Task instructions: I would like each line of the data that holds the word "label" copied out.

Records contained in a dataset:
══════

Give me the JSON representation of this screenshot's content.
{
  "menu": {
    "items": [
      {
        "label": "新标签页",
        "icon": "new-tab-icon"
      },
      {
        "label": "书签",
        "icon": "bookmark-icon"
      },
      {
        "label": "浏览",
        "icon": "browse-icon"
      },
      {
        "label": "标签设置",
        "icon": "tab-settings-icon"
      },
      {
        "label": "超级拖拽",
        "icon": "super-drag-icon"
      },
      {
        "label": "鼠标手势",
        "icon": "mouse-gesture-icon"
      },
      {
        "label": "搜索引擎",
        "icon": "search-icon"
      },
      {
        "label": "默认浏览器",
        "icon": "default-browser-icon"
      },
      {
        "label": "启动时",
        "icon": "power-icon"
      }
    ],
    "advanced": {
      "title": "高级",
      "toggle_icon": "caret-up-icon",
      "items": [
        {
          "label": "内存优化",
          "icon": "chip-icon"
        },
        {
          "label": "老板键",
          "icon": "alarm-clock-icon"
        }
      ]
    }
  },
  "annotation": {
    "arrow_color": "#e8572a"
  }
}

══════

Exercise answer:
        "label": "新标签页",
        "label": "书签",
        "label": "浏览",
        "label": "标签设置",
        "label": "超级拖拽",
        "label": "鼠标手势",
        "label": "搜索引擎",
        "label": "默认浏览器",
        "label": "启动时",
          "label": "内存优化",
          "label": "老板键",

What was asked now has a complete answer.